[Web page and app entries]
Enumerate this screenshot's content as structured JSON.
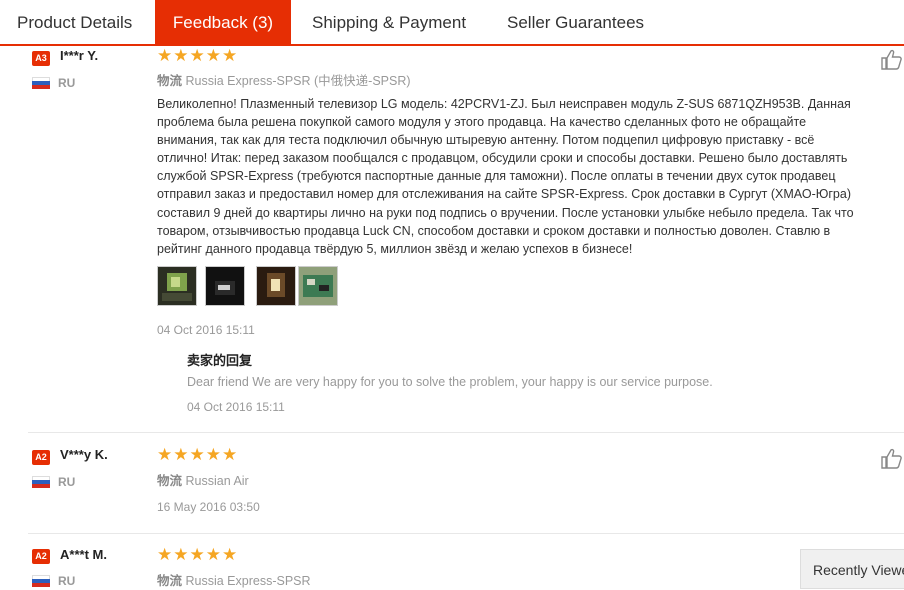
{
  "tabs": [
    {
      "label": "Product Details"
    },
    {
      "label": "Feedback (3)"
    },
    {
      "label": "Shipping & Payment"
    },
    {
      "label": "Seller Guarantees"
    }
  ],
  "colors": {
    "accent": "#e62e04",
    "star": "#f5a623",
    "muted": "#999999"
  },
  "reviews": [
    {
      "level": "A3",
      "user": "I***r Y.",
      "country": "RU",
      "stars": "★★★★★",
      "rating": 5,
      "logistics_cn": "物流",
      "logistics": "Russia Express-SPSR (中俄快递-SPSR)",
      "text": "Великолепно! Плазменный телевизор LG модель: 42PCRV1-ZJ. Был неисправен модуль Z-SUS 6871QZH953B. Данная\nпроблема была решена покупкой самого модуля у этого продавца. На качество сделанных фото не обращайте\nвнимания, так как для теста подключил обычную штыревую антенну. Потом подцепил цифровую приставку - всё\nотлично! Итак: перед заказом пообщался с продавцом, обсудили сроки и способы доставки. Решено было доставлять\nслужбой SPSR-Express (требуются паспортные данные для таможни). После оплаты в течении двух суток продавец\nотправил заказ и предоставил номер для отслеживания на сайте SPSR-Express. Срок доставки в Сургут (ХМАО-Югра)\nсоставил 9 дней до квартиры лично на руки под подпись о вручении. После установки улыбке небыло предела. Так что\nтоваром, отзывчивостью продавца Luck CN, способом доставки и сроком доставки и полностью доволен. Ставлю в\nрейтинг данного продавца твёрдую 5, миллион звёзд и желаю успехов в бизнесе!",
      "photos": [
        "photo-tv-screen",
        "photo-tv-dark",
        "photo-tv-glow",
        "photo-circuit-board"
      ],
      "date": "04 Oct 2016 15:11",
      "reply": {
        "title": "卖家的回复",
        "text": "Dear friend We are very happy for you to solve the problem, your happy is our service purpose.",
        "date": "04 Oct 2016 15:11"
      }
    },
    {
      "level": "A2",
      "user": "V***y K.",
      "country": "RU",
      "stars": "★★★★★",
      "rating": 5,
      "logistics_cn": "物流",
      "logistics": "Russian Air",
      "date": "16 May 2016 03:50"
    },
    {
      "level": "A2",
      "user": "A***t M.",
      "country": "RU",
      "stars": "★★★★★",
      "rating": 5,
      "logistics_cn": "物流",
      "logistics": "Russia Express-SPSR"
    }
  ],
  "recently_viewed": "Recently Viewed"
}
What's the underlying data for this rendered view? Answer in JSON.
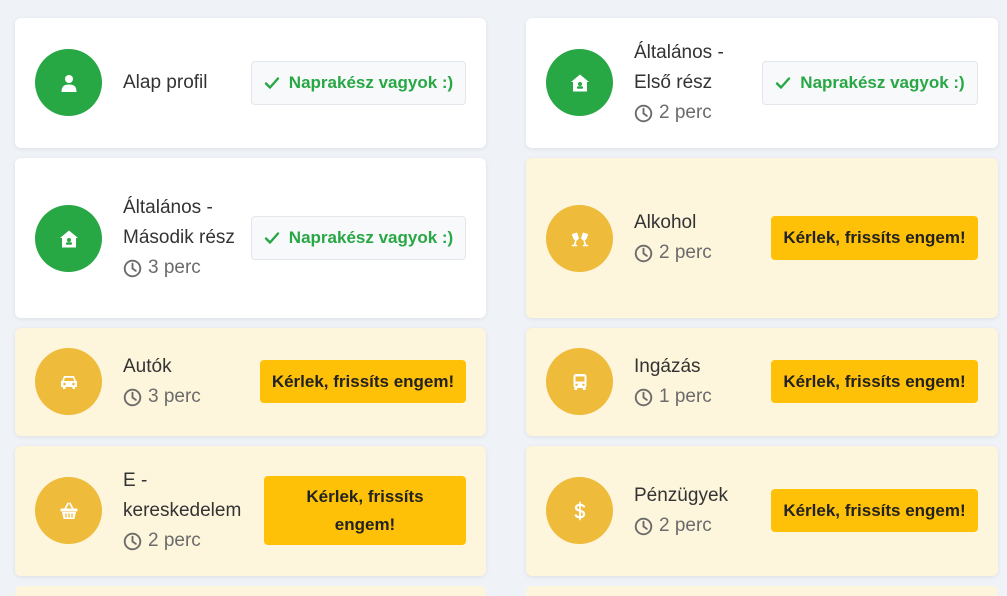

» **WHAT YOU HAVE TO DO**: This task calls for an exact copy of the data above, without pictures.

» **WRITTEN SOLUTION**:
Enumerate this screenshot's content as structured JSON.
{
  "tabs": [
    {
      "label": "Product Details"
    },
    {
      "label": "Feedback (3)"
    },
    {
      "label": "Shipping & Payment"
    },
    {
      "label": "Seller Guarantees"
    }
  ],
  "colors": {
    "accent": "#e62e04",
    "star": "#f5a623",
    "muted": "#999999"
  },
  "reviews": [
    {
      "level": "A3",
      "user": "I***r Y.",
      "country": "RU",
      "stars": "★★★★★",
      "rating": 5,
      "logistics_cn": "物流",
      "logistics": "Russia Express-SPSR (中俄快递-SPSR)",
      "text": "Великолепно! Плазменный телевизор LG модель: 42PCRV1-ZJ. Был неисправен модуль Z-SUS 6871QZH953B. Данная\nпроблема была решена покупкой самого модуля у этого продавца. На качество сделанных фото не обращайте\nвнимания, так как для теста подключил обычную штыревую антенну. Потом подцепил цифровую приставку - всё\nотлично! Итак: перед заказом пообщался с продавцом, обсудили сроки и способы доставки. Решено было доставлять\nслужбой SPSR-Express (требуются паспортные данные для таможни). После оплаты в течении двух суток продавец\nотправил заказ и предоставил номер для отслеживания на сайте SPSR-Express. Срок доставки в Сургут (ХМАО-Югра)\nсоставил 9 дней до квартиры лично на руки под подпись о вручении. После установки улыбке небыло предела. Так что\nтоваром, отзывчивостью продавца Luck CN, способом доставки и сроком доставки и полностью доволен. Ставлю в\nрейтинг данного продавца твёрдую 5, миллион звёзд и желаю успехов в бизнесе!",
      "photos": [
        "photo-tv-screen",
        "photo-tv-dark",
        "photo-tv-glow",
        "photo-circuit-board"
      ],
      "date": "04 Oct 2016 15:11",
      "reply": {
        "title": "卖家的回复",
        "text": "Dear friend We are very happy for you to solve the problem, your happy is our service purpose.",
        "date": "04 Oct 2016 15:11"
      }
    },
    {
      "level": "A2",
      "user": "V***y K.",
      "country": "RU",
      "stars": "★★★★★",
      "rating": 5,
      "logistics_cn": "物流",
      "logistics": "Russian Air",
      "date": "16 May 2016 03:50"
    },
    {
      "level": "A2",
      "user": "A***t M.",
      "country": "RU",
      "stars": "★★★★★",
      "rating": 5,
      "logistics_cn": "物流",
      "logistics": "Russia Express-SPSR"
    }
  ],
  "recently_viewed": "Recently Viewed"
}
What's the underlying data for this rendered view? Answer in JSON.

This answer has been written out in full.